Martinis are in! The key to an excellent martini is to ensure that it is ice cold. The classic martini has only two ingredients--so it's important to use the best ingredients you can afford. Vermouth should be stored in the refrigerator to retain its flavor. Energetic shaking with ice coupled with some flair is vital for a smooth/silky result. Stirring produces a crystal-clear martini but it will never get as cold as a shaken martini.
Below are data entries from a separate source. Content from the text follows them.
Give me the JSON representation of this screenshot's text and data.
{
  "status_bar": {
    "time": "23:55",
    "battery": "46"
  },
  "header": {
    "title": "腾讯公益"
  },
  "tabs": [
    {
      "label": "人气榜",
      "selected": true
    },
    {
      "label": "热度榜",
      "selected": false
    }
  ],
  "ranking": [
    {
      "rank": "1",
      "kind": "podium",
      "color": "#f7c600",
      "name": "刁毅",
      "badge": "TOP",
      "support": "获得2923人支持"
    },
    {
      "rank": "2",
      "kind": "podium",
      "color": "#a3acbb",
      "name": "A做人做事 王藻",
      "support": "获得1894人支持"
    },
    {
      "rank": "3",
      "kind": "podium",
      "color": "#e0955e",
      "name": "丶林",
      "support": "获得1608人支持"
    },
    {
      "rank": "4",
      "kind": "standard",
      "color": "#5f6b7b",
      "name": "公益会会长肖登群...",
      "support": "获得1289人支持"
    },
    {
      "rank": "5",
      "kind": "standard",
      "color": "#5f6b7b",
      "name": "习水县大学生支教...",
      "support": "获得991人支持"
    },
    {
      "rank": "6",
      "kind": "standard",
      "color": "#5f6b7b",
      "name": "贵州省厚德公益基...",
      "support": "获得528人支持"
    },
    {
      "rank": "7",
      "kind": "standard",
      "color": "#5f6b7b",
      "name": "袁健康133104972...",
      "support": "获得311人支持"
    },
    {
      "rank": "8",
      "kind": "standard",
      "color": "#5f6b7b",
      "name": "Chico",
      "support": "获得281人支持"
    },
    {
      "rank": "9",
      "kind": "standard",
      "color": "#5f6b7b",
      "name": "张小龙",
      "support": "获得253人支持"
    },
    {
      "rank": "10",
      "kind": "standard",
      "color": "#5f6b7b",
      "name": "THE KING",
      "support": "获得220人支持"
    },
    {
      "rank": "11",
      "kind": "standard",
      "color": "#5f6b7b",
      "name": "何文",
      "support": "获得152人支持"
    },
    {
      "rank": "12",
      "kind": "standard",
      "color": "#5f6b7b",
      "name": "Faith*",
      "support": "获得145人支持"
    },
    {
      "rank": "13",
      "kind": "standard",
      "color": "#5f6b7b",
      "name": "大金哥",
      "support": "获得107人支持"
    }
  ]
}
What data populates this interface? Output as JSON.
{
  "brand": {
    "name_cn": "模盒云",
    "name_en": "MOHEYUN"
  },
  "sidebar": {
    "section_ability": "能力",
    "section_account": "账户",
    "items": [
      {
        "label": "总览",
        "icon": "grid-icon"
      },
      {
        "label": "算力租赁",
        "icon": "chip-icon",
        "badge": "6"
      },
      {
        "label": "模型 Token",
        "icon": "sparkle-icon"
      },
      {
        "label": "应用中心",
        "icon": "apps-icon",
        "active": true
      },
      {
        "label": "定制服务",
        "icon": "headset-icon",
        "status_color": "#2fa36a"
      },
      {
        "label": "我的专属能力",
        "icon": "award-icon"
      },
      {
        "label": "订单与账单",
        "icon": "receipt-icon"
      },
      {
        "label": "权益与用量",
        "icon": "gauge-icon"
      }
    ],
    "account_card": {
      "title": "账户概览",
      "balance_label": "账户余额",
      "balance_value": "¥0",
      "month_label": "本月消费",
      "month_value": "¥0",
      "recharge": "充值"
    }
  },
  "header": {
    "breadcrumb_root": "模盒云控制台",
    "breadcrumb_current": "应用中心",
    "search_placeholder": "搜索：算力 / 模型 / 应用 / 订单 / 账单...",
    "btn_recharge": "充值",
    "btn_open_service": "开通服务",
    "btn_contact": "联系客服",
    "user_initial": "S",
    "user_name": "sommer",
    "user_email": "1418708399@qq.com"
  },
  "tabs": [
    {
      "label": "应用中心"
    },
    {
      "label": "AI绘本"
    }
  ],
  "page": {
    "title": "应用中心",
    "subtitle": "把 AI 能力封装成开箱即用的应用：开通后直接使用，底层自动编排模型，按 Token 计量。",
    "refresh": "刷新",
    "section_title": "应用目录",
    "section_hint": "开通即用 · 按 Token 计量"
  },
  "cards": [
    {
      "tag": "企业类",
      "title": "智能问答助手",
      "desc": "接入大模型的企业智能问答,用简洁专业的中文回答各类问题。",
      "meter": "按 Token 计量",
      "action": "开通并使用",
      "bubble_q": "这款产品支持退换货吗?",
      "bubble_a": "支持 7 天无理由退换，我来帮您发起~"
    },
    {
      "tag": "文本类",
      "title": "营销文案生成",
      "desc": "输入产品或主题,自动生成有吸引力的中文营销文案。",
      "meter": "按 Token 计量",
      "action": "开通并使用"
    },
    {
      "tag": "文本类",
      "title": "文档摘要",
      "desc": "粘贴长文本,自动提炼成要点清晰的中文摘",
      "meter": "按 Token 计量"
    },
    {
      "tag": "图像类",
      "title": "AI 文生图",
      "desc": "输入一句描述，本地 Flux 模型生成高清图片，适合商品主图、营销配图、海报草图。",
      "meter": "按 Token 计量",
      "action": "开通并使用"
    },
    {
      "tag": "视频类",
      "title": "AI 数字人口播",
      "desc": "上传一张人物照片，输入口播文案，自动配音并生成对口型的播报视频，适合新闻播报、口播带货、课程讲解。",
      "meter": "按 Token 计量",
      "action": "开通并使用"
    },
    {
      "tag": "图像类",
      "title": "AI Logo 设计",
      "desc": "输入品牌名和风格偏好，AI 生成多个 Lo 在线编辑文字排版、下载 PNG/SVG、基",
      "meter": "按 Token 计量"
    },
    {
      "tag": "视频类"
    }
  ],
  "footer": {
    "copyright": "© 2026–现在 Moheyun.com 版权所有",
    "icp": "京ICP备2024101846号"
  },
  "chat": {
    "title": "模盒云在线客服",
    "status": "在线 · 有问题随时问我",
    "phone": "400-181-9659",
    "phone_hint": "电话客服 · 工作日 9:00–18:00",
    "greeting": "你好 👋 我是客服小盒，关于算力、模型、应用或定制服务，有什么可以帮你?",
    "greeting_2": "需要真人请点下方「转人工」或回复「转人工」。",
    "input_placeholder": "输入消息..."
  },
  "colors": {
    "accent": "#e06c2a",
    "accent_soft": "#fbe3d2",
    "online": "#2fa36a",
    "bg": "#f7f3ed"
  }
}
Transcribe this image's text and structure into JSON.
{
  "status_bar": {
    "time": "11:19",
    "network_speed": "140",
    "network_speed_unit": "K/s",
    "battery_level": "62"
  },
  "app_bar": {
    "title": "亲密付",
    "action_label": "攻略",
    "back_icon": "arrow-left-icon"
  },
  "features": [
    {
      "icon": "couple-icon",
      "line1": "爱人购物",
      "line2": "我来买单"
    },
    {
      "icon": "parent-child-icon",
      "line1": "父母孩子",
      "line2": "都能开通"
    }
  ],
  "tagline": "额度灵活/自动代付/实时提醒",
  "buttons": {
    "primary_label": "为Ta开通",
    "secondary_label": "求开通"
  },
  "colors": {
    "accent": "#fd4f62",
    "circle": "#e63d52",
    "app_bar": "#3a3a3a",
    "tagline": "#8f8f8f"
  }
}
This is also called an "in and out martini" or "spitting the vermouth." It results in a well balanced martini every time.
- First inspect your martini glass for cleanliness
- Then, fill the glass with ice and water.
- Next grab your cocktail shaker and fill it with ice and the appropriate alcohol. Shake the alcohol to properly chill it. (No more than 30 seconds, as the alcohol will dilute in the ice and lose its integrity.) Use lots of flair! Make your martinis memorable even if it is just Friday evening at home.
- Then dump out the water and ice from the glass.
- Next pour dry vermouth around the top edge of the glass, holding your finger over the air spout. (This controls the pour.)
- Then swirl the glass to make sure the vermouth has fully coated the inner surface of the glass.
- Next dump the vermouth into the sink, and strain in the chilled liquor.
- Finally, add the olive (or if they are small, several). I think it is always best to spear the olives with a cocktail pick of some sort, otherwise you will find your guests unseemly digging their fingers into their martini in order to retrieve the delectable olive. If you want a dirty martini add some olive juice.
There are so many things wrong with this recipe.
First off, a "Traditional" Martini has a large vermouth to gin ratio. This is a dry (probably even an extra dry) martini.
Second, the gin shouldn't be shaken. I won't call it bruising like a lot of cocktail aficionados, but shaking the gin hurts your martini in two ways. First, it results in a cloudy, dirty-looking drink, and nobody wants a dirty martini without olive juice. Second, it gets the gin too cold. Stirring should chill the gin to a cold temperature while still retaining the flavor.
If you like this recipe, you do not like martinis. You like over-chilled gin.
This is EXACTLY how a martini should be made - EXCELLENT instructions Cheryl! And I know my martinis - I am the zaar lady with the martini icon!!!! :-) Olives are de rigueur my darlink - so do not leave them out! Saved this as soon as I saw it - even though I have this formula in my head......all the time! :-) Thanks for a CLASSIC! FT:-)
this may be a Vodka martini, but it is not a "Traditional" one. martini is made with Gin, vermouth, an olive or a twist of lemon. it is stirred. that's it. end of story.